__Task statement__:
Report back every line below that carries the word "this".

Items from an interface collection
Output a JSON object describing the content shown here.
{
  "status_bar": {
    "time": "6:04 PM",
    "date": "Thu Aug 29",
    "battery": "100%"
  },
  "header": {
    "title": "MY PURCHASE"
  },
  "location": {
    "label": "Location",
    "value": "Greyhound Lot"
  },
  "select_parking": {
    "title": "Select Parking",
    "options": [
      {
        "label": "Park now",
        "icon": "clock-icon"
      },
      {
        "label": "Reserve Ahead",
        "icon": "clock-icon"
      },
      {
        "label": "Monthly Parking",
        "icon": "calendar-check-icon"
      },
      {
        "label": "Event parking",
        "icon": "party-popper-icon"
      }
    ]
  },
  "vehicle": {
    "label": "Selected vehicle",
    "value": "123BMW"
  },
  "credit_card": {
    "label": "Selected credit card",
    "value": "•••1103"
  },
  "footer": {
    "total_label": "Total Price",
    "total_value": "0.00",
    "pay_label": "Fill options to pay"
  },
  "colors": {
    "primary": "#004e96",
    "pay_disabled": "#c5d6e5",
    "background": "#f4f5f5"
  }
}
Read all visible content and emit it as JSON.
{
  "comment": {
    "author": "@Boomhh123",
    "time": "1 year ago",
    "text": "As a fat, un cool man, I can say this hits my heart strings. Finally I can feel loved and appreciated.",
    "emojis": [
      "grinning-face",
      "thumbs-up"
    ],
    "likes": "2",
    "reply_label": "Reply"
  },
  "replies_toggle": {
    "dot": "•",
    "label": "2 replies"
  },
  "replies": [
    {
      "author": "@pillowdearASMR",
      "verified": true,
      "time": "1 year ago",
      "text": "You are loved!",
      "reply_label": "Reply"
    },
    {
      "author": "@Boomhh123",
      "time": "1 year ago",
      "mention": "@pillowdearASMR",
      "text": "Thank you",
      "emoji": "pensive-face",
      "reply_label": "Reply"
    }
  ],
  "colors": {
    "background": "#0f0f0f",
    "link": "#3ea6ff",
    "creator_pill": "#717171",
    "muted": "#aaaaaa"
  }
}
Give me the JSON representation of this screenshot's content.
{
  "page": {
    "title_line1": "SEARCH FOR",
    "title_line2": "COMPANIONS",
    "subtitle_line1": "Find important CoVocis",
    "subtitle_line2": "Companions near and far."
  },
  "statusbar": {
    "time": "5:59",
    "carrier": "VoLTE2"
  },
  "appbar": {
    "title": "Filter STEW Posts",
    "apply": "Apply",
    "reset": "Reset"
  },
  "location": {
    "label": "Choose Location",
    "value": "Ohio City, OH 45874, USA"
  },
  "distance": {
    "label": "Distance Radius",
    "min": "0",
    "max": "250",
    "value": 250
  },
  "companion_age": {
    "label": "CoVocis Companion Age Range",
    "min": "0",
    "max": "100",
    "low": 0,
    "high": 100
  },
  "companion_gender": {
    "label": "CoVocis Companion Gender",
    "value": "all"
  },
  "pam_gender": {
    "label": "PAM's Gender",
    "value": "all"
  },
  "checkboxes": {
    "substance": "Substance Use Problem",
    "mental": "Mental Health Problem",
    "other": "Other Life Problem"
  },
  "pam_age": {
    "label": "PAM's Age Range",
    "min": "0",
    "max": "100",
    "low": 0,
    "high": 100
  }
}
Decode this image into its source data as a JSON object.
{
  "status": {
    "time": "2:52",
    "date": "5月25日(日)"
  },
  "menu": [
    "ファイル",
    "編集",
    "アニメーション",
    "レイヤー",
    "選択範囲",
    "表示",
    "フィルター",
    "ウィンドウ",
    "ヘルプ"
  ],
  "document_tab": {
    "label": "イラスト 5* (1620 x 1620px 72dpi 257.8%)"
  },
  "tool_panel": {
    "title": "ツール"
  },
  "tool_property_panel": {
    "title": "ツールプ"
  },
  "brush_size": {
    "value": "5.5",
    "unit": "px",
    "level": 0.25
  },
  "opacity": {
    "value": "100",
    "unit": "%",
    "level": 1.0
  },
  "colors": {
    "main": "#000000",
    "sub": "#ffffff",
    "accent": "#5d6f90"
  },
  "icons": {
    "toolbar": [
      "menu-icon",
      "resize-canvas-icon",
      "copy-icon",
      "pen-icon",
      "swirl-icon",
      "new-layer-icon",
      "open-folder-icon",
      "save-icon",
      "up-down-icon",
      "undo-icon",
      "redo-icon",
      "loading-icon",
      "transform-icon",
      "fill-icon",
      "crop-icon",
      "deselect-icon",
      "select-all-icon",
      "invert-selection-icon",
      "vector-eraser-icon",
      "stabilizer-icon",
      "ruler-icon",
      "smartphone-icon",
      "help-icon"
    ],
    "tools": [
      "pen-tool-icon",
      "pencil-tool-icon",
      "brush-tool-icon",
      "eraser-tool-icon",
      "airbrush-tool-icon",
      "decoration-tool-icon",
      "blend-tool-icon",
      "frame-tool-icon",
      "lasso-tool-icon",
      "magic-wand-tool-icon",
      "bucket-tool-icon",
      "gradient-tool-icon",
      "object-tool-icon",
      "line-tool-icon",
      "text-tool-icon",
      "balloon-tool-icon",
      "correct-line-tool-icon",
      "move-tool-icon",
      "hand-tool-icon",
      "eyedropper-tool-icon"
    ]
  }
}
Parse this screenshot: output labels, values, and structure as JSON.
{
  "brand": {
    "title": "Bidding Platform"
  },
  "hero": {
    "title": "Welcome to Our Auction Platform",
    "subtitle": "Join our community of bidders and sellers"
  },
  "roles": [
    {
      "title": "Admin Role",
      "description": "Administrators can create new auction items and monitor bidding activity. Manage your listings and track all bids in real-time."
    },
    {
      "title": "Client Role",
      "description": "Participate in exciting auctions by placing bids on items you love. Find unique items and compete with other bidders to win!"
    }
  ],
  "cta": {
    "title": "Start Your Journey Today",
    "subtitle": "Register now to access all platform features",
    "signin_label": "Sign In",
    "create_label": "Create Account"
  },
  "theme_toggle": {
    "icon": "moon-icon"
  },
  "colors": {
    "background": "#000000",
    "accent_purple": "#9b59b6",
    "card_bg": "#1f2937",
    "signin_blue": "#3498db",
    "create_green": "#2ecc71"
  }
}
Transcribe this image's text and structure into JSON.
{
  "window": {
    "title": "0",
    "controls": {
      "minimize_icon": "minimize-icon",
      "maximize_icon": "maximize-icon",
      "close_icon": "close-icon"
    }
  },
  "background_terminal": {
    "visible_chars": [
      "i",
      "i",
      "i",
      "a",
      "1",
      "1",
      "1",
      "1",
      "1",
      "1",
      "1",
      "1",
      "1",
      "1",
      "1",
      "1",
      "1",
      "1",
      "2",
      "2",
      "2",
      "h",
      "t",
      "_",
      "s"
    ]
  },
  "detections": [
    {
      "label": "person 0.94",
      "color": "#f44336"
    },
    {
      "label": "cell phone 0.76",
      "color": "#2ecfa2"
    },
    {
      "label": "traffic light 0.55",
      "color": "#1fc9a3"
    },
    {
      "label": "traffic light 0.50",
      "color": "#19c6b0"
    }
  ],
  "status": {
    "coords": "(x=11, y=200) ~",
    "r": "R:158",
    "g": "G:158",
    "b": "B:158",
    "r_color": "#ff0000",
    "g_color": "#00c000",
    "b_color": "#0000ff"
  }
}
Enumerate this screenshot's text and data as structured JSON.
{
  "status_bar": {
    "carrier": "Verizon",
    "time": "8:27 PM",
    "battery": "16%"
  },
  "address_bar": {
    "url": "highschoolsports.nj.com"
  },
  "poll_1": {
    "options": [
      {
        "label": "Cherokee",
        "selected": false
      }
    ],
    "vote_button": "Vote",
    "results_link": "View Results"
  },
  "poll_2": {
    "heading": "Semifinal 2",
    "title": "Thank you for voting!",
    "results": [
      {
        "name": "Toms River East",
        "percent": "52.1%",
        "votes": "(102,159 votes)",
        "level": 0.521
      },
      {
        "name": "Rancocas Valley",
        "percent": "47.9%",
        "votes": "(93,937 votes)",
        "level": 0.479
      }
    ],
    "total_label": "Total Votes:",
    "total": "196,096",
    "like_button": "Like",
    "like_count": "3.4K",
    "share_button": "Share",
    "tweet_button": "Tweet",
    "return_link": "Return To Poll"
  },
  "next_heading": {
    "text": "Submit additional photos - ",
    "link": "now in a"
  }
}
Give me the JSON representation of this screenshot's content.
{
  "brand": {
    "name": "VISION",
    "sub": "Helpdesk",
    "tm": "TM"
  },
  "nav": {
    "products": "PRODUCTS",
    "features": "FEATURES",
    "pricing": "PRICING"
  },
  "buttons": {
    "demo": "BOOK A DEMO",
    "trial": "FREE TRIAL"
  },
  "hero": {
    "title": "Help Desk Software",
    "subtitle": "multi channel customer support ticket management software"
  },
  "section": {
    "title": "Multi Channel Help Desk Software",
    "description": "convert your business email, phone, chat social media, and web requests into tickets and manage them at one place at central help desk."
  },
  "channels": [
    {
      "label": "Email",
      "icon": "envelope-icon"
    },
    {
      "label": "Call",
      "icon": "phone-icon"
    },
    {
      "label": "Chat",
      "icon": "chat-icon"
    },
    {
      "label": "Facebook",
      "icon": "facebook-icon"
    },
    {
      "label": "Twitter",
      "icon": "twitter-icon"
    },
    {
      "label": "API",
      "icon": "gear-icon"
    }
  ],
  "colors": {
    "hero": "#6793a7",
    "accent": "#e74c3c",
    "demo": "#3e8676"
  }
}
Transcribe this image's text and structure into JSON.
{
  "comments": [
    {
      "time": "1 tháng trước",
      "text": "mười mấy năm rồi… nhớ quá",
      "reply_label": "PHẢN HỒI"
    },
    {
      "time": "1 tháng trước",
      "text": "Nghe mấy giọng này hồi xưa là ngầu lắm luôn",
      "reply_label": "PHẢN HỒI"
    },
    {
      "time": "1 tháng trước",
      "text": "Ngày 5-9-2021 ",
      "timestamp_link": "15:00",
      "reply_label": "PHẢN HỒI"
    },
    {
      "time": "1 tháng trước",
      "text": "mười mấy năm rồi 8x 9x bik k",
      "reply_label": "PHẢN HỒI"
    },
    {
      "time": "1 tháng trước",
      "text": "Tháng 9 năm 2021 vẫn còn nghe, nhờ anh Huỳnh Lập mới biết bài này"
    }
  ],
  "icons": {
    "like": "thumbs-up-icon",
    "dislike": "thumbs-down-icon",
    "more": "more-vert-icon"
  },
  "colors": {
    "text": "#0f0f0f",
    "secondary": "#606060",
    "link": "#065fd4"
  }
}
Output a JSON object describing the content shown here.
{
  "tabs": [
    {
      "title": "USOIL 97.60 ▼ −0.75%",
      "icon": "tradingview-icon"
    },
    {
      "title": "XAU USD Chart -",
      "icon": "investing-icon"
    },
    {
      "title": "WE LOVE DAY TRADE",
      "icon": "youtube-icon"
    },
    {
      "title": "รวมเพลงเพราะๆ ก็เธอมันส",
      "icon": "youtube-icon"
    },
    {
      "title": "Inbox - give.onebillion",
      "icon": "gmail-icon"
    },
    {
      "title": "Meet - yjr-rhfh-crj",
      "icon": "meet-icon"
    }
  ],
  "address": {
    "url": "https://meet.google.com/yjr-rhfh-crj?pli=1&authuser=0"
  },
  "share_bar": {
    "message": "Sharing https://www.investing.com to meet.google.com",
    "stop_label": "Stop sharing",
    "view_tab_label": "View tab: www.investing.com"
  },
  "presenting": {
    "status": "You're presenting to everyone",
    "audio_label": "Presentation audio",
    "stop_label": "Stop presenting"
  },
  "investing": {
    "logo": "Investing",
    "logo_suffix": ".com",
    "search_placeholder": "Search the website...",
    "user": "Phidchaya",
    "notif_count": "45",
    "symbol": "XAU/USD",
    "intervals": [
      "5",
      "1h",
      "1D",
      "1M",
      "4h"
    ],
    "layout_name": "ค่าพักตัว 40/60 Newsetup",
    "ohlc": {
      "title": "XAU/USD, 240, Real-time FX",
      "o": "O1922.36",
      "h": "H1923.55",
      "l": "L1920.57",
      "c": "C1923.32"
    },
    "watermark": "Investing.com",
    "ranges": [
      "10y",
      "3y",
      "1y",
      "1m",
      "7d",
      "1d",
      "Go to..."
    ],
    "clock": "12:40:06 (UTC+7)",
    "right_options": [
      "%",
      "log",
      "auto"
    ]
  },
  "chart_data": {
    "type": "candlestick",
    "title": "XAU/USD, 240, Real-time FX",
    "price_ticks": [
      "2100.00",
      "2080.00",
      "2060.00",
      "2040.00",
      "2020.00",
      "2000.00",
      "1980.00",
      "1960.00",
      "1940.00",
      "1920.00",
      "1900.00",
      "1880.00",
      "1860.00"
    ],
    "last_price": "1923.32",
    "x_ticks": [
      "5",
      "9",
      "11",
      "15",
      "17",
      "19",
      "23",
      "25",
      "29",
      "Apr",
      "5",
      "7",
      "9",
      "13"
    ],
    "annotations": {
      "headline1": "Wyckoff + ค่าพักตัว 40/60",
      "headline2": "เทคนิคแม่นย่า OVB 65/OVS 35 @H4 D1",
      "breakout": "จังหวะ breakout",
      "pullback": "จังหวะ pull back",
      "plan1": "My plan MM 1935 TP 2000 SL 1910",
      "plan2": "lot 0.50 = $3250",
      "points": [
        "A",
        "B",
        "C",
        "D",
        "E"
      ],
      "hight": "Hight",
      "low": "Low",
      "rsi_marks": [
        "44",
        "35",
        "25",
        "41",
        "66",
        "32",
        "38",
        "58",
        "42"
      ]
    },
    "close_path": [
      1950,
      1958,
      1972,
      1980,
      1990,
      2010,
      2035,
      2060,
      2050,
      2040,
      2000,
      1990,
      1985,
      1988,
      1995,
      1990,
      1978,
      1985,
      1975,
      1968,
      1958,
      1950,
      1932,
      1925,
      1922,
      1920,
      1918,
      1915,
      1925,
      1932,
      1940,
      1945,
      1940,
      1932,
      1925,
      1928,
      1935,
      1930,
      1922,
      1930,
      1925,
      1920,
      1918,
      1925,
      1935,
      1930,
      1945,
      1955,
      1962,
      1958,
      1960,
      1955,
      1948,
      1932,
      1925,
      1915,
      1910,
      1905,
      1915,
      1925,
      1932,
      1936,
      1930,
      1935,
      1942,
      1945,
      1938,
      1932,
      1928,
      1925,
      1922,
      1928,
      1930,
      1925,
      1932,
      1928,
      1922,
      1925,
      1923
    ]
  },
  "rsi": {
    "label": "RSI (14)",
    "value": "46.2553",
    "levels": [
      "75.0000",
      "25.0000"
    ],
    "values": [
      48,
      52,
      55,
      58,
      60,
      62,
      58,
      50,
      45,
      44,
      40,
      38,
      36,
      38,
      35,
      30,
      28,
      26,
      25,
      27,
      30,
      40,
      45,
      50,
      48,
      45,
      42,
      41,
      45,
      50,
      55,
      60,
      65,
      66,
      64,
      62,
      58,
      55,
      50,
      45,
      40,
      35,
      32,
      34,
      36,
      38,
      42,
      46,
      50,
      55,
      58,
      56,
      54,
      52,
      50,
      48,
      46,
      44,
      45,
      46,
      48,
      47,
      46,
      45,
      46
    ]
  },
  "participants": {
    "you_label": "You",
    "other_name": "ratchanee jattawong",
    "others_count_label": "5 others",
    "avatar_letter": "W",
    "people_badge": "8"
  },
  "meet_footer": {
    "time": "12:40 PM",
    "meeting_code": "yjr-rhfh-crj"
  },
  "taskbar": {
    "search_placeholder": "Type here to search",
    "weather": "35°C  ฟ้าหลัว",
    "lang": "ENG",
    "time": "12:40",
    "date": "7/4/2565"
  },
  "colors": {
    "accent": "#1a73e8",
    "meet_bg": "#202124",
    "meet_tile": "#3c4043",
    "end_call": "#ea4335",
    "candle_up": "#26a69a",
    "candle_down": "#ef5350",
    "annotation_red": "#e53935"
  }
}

__Solved exercise__:
    "text": "As a fat, un cool man, I can say this hits my heart strings. Finally I can feel loved and appreciated.",
Give me the JSON representation of this screenshot's content.
Decode this image into its source data as a JSON object.
Parse this screenshot: output labels, values, and structure as JSON.
Transcribe this image's text and structure into JSON.
Enumerate this screenshot's text and data as structured JSON.
Give me the JSON representation of this screenshot's content.
Transcribe this image's text and structure into JSON.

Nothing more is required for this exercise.